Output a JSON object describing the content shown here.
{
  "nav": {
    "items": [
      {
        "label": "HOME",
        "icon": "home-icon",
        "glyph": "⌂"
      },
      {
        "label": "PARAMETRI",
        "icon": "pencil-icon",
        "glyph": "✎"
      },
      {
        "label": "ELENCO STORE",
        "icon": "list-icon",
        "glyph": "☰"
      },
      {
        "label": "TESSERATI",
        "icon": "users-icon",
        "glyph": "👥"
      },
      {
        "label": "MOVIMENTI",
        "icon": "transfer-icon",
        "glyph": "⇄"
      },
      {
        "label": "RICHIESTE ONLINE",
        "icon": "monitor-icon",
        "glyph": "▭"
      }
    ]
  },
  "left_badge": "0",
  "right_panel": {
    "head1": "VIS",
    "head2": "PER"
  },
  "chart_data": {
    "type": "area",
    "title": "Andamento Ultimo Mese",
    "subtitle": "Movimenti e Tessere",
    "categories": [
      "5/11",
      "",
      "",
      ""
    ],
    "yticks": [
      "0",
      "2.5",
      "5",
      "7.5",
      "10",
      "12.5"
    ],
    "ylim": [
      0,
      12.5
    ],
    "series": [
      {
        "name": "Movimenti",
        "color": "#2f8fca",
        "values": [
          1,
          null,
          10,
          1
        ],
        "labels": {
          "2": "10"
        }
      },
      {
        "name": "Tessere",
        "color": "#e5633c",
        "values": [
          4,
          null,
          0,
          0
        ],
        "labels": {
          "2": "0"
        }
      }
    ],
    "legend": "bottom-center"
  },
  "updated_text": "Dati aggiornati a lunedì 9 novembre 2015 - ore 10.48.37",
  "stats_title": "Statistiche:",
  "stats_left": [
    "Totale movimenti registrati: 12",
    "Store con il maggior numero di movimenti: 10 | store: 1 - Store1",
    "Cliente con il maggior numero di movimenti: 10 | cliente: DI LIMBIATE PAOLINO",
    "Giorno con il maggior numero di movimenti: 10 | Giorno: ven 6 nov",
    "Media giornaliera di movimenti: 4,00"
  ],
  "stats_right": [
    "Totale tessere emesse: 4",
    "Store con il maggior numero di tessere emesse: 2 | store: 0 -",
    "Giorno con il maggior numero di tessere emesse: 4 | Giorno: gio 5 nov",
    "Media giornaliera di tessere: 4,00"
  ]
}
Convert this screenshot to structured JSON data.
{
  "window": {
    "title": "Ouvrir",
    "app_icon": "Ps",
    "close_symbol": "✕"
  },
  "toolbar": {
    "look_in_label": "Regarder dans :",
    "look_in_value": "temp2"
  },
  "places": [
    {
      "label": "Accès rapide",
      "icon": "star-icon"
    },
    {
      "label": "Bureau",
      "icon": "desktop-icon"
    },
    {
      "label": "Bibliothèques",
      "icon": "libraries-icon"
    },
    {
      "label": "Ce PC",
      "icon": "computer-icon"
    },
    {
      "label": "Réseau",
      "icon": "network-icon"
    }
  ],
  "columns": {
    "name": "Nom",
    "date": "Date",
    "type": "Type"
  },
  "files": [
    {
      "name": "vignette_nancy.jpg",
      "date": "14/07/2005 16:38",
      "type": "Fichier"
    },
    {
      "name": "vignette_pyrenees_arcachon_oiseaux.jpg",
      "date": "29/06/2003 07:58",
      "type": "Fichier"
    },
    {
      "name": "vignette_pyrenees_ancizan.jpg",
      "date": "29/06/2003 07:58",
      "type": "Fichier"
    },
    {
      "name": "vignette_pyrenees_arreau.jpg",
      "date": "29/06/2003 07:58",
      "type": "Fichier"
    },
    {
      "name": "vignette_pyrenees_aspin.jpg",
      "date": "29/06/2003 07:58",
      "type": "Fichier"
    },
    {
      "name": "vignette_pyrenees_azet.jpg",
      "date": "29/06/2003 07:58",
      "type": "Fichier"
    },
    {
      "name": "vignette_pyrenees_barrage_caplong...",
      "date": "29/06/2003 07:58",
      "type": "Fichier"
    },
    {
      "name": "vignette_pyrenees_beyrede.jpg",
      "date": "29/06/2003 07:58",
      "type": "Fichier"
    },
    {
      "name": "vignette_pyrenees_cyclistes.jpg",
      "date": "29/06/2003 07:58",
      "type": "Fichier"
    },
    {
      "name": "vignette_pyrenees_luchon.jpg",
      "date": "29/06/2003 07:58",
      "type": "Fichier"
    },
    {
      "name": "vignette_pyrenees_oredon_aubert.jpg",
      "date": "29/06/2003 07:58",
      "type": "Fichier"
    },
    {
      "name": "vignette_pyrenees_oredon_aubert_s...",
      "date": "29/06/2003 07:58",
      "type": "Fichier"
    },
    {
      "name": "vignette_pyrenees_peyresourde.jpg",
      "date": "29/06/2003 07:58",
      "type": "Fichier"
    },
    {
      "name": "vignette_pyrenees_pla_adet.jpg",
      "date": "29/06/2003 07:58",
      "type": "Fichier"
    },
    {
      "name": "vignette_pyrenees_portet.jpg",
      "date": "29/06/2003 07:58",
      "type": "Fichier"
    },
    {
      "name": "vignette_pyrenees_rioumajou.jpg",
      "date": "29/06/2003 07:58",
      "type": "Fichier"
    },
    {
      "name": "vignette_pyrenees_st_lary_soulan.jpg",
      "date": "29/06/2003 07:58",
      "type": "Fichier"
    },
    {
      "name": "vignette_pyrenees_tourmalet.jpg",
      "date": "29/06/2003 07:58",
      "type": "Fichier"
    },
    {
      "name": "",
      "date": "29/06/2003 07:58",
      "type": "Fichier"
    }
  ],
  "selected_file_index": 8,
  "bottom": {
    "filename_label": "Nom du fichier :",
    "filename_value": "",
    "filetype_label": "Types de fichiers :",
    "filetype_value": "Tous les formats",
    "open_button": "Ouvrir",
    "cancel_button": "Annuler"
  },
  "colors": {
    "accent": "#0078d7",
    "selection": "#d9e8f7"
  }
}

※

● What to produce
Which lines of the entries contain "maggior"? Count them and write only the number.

● Response to this exercise
5